5 Your Digestive System and How It Works
For More Information
American Dietetic Association
10 South Riverside Plaza, Suite 000
Chicago, IL 60606–6995
Phone: 1–800–877–1600 or 1–899–0040
Fax: 1–899–479
Email: [email protected]
Internet: www.eatright.org
You may also find additional information about this
topic using the following databases:
The NIDDK Reference Collection is a collection
of thousands of materials produced for patients and
health care professionals, including fact sheets, brochures, and audiovisual materials. Visit
www.catalog.niddk.nih.gov/resources.
MedlinePlus brings together a wealth of information
from the National Library of Medicine, the National
Institutes of Health, and other government agencies
and health-related organizations. MedlinePlus offers
easy access to medical journal articles, a medical
dictionary and medical encyclopedia, health information in Spanish, hospital and physician directories,
drug and supplement lists, interactive patient tutorials, links to hundreds of clinical trials, and the latest
health news. Visit www.medlineplus.gov.
This publication may contain information about
medications used to treat a health condition. When
this publication was prepared, the NIDDK included
the most current information available. Occasionally, new information about medication is released.
For updates or for questions about any medications,
please contact the U.S. Food and Drug Administration at 1–888–INFO–FDA (46–6), a toll-free call,
or visit their website at www.fda.gov. Consult your
doctor for more information.
National Digestive Diseases
Information Clearinghouse
Information Way
Bethesda, MD 089–570
Phone: 1–800–891–589
Fax: 70–78–499
Email: [email protected]
Internet: www.digestive.niddk.nih.gov
The National Digestive Diseases Informa­
tion Clearinghouse (NDDIC) is a service
of the National Institute of Diabetes and
Digestive and Kidney Diseases (NIDDK).
The NIDDK is part of the National Insti­
tutes of Health of the U.S. Department of
Health and Human Services.

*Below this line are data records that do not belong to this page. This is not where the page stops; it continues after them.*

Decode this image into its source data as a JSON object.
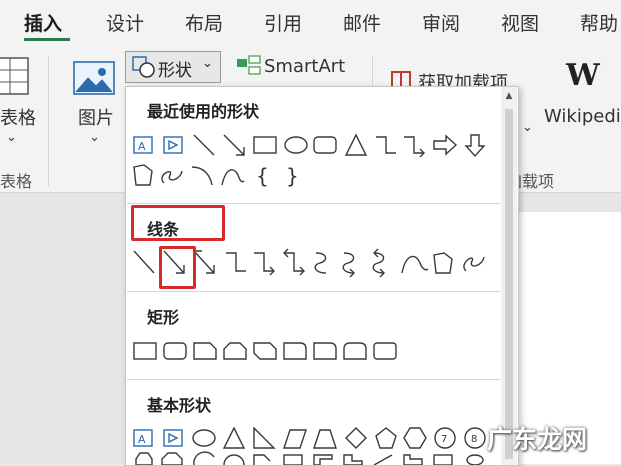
{
  "tabs": [
    "插入",
    "设计",
    "布局",
    "引用",
    "邮件",
    "审阅",
    "视图",
    "帮助"
  ],
  "active_tab": "插入",
  "ribbon": {
    "table_label": "表格",
    "table_group_label": "表格",
    "picture_label": "图片",
    "shapes_button_label": "形状",
    "smartart_label": "SmartArt",
    "addins_label": "获取加载项",
    "addins_group_label": "加载项",
    "wikipedia_label": "Wikipedi"
  },
  "dropdown": {
    "sections": [
      {
        "title": "最近使用的形状"
      },
      {
        "title": "线条"
      },
      {
        "title": "矩形"
      },
      {
        "title": "基本形状"
      }
    ]
  },
  "colors": {
    "accent": "#2b7a4b",
    "highlight": "#d42b2b",
    "shape_blue": "#2b6cb0"
  },
  "watermark": "广东龙网"
}
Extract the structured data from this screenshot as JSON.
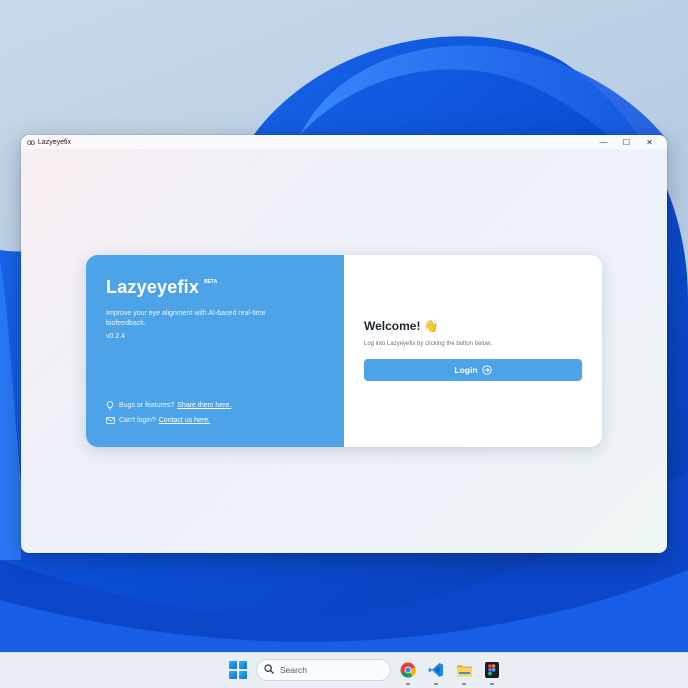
{
  "window": {
    "title": "Lazyeyefix",
    "controls": {
      "minimize": "—",
      "maximize": "☐",
      "close": "✕"
    }
  },
  "card": {
    "brand": "Lazyeyefix",
    "badge": "BETA",
    "tagline": "Improve your eye alignment with AI-based real-time biofeedback.",
    "version": "v0.2.4",
    "bugs_text": "Bugs or features?",
    "bugs_link": "Share them here.",
    "login_help_text": "Can't login?",
    "login_help_link": "Contact us here.",
    "welcome": "Welcome! 👋",
    "subtitle": "Log into Lazyeyefix by clicking the button below.",
    "login_label": "Login"
  },
  "taskbar": {
    "search_placeholder": "Search",
    "apps": [
      "chrome-icon",
      "vscode-icon",
      "file-explorer-icon",
      "figma-icon"
    ]
  },
  "colors": {
    "accent": "#4da3e8",
    "text_dark": "#1f2633",
    "text_muted": "#6b7280"
  }
}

Established in
1980, the Clearinghouse provides informa­
tion about digestive diseases to people with
digestive disorders and to their families,
health care professionals, and the public.
The NDDIC answers inquiries, develops
and distributes publications, and works
closely with professional and patient organi­
zations and Government agencies to coor­
dinate resources about digestive diseases.
Publications produced by the Clearing­
house are carefully reviewed by both
NIDDK scientists and outside experts.
This publication is not copyrighted. The Clearinghouse encourages users of this fact sheet to duplicate
and distribute as many copies as desired.
This fact sheet is also available at
www.digestive.niddk.nih.gov.
U.S. DEPARTMENT OF HEALTH
AND HUMAN SERVICES
National Institutes of Health
NIH Publication No. 08–681
April 008